"The painter is just a chef who works with color... I love to cook, and a big part of being an artist is not being afraid of making a mess first and then bringing it together."
Douglas Johnson is a fine artist who has made Baltimore his home since 1987 when he began his studies at Maryland Institute College of Art (MICA). Johnson lives to create with color. His work continues to explore new possibilities of water-based media: primarily watercolor, gouache and ink.
Figures that have a living presence, landscapes that stretch out for miles, expressed in paintings made with a spare economy of swift marks. It is this gymnastic precision in Johnson's brushwork and unbridled use of saturated color that make his paintings so recognizable.
In addition to his accomplishments as a painter, he has been an active member of the theatre community as a writer, director, and producer of set designs for Annex Theater, Yellow Sign Theatre, Frith and Inle, Everyman Theater, Single Carrot Theatre and the Baltimore Rock Opera Society. Johnson's experience in preservation includes work on the restoration of the Brumidi Corridors of the United States Capitol and Clifton Mansion, former summer residence of Johns Hopkins.
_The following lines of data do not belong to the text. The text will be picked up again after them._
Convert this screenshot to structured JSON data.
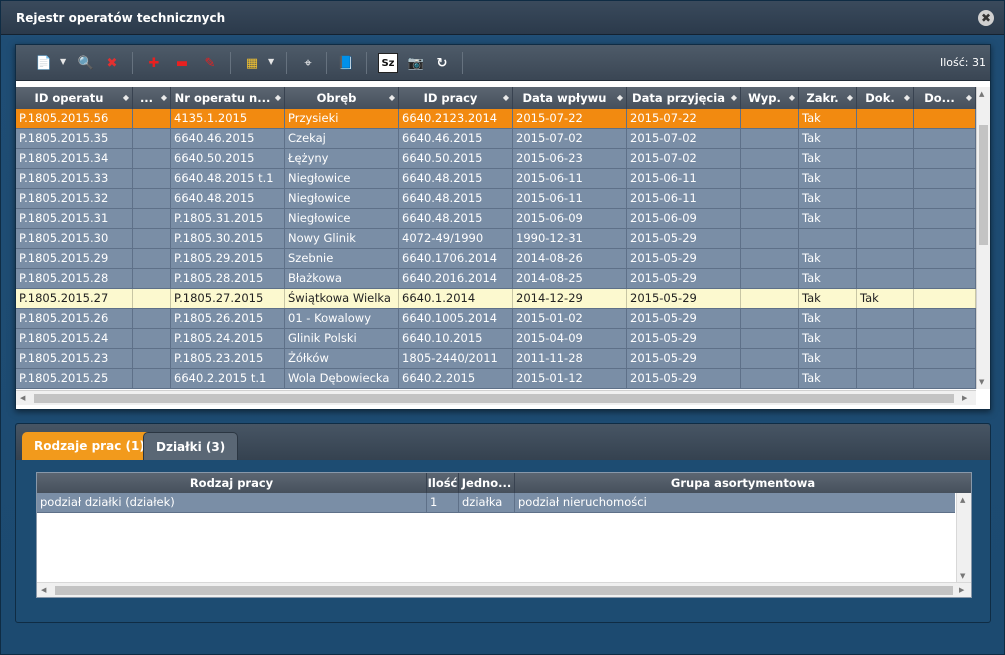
{
  "window": {
    "title": "Rejestr operatów technicznych",
    "close_glyph": "✖"
  },
  "toolbar": {
    "count_label": "Ilość: 31",
    "buttons": [
      {
        "name": "add-document-icon",
        "glyph": "📄"
      },
      {
        "name": "search-document-icon",
        "glyph": "🔍"
      },
      {
        "name": "delete-document-icon",
        "glyph": "✖"
      },
      {
        "name": "add-red-icon",
        "glyph": "✚"
      },
      {
        "name": "remove-red-icon",
        "glyph": "▬"
      },
      {
        "name": "edit-red-icon",
        "glyph": "✎"
      },
      {
        "name": "color-palette-icon",
        "glyph": "▦"
      },
      {
        "name": "binoculars-icon",
        "glyph": "⌖"
      },
      {
        "name": "book-icon",
        "glyph": "📘"
      },
      {
        "name": "sz-icon",
        "glyph": "Sz"
      },
      {
        "name": "camera-icon",
        "glyph": "📷"
      },
      {
        "name": "refresh-icon",
        "glyph": "↻"
      }
    ]
  },
  "grid": {
    "columns": [
      "ID operatu",
      "...",
      "Nr operatu n...",
      "Obręb",
      "ID pracy",
      "Data wpływu",
      "Data przyjęcia",
      "Wyp.",
      "Zakr.",
      "Dok.",
      "Do..."
    ],
    "rows": [
      {
        "state": "selected",
        "cells": [
          "P.1805.2015.56",
          "",
          "4135.1.2015",
          "Przysieki",
          "6640.2123.2014",
          "2015-07-22",
          "2015-07-22",
          "",
          "Tak",
          "",
          ""
        ]
      },
      {
        "state": "normal",
        "cells": [
          "P.1805.2015.35",
          "",
          "6640.46.2015",
          "Czekaj",
          "6640.46.2015",
          "2015-07-02",
          "2015-07-02",
          "",
          "Tak",
          "",
          ""
        ]
      },
      {
        "state": "normal",
        "cells": [
          "P.1805.2015.34",
          "",
          "6640.50.2015",
          "Łężyny",
          "6640.50.2015",
          "2015-06-23",
          "2015-07-02",
          "",
          "Tak",
          "",
          ""
        ]
      },
      {
        "state": "normal",
        "cells": [
          "P.1805.2015.33",
          "",
          "6640.48.2015 t.1",
          "Niegłowice",
          "6640.48.2015",
          "2015-06-11",
          "2015-06-11",
          "",
          "Tak",
          "",
          ""
        ]
      },
      {
        "state": "normal",
        "cells": [
          "P.1805.2015.32",
          "",
          "6640.48.2015",
          "Niegłowice",
          "6640.48.2015",
          "2015-06-11",
          "2015-06-11",
          "",
          "Tak",
          "",
          ""
        ]
      },
      {
        "state": "normal",
        "cells": [
          "P.1805.2015.31",
          "",
          "P.1805.31.2015",
          "Niegłowice",
          "6640.48.2015",
          "2015-06-09",
          "2015-06-09",
          "",
          "Tak",
          "",
          ""
        ]
      },
      {
        "state": "normal",
        "cells": [
          "P.1805.2015.30",
          "",
          "P.1805.30.2015",
          "Nowy Glinik",
          "4072-49/1990",
          "1990-12-31",
          "2015-05-29",
          "",
          "",
          "",
          ""
        ]
      },
      {
        "state": "normal",
        "cells": [
          "P.1805.2015.29",
          "",
          "P.1805.29.2015",
          "Szebnie",
          "6640.1706.2014",
          "2014-08-26",
          "2015-05-29",
          "",
          "Tak",
          "",
          ""
        ]
      },
      {
        "state": "normal",
        "cells": [
          "P.1805.2015.28",
          "",
          "P.1805.28.2015",
          "Błażkowa",
          "6640.2016.2014",
          "2014-08-25",
          "2015-05-29",
          "",
          "Tak",
          "",
          ""
        ]
      },
      {
        "state": "hover",
        "cells": [
          "P.1805.2015.27",
          "",
          "P.1805.27.2015",
          "Świątkowa Wielka",
          "6640.1.2014",
          "2014-12-29",
          "2015-05-29",
          "",
          "Tak",
          "Tak",
          ""
        ]
      },
      {
        "state": "normal",
        "cells": [
          "P.1805.2015.26",
          "",
          "P.1805.26.2015",
          "01 - Kowalowy",
          "6640.1005.2014",
          "2015-01-02",
          "2015-05-29",
          "",
          "Tak",
          "",
          ""
        ]
      },
      {
        "state": "normal",
        "cells": [
          "P.1805.2015.24",
          "",
          "P.1805.24.2015",
          "Glinik Polski",
          "6640.10.2015",
          "2015-04-09",
          "2015-05-29",
          "",
          "Tak",
          "",
          ""
        ]
      },
      {
        "state": "normal",
        "cells": [
          "P.1805.2015.23",
          "",
          "P.1805.23.2015",
          "Żółków",
          "1805-2440/2011",
          "2011-11-28",
          "2015-05-29",
          "",
          "Tak",
          "",
          ""
        ]
      },
      {
        "state": "normal",
        "cells": [
          "P.1805.2015.25",
          "",
          "6640.2.2015 t.1",
          "Wola Dębowiecka",
          "6640.2.2015",
          "2015-01-12",
          "2015-05-29",
          "",
          "Tak",
          "",
          ""
        ]
      }
    ]
  },
  "tabs": [
    {
      "label": "Rodzaje prac (1)",
      "active": true
    },
    {
      "label": "Działki (3)",
      "active": false
    }
  ],
  "subgrid": {
    "columns": [
      "Rodzaj pracy",
      "Ilość",
      "Jedno...",
      "Grupa asortymentowa"
    ],
    "rows": [
      [
        "podział działki (działek)",
        "1",
        "działka",
        "podział nieruchomości"
      ]
    ]
  }
}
American Artist Magazine has praised Johnson’s “provocative approach to watercolor, one that relies on shockingly vibrant colors [and] flowing strokes of transparent paint,” describing him as a “serious and well-informed” artist.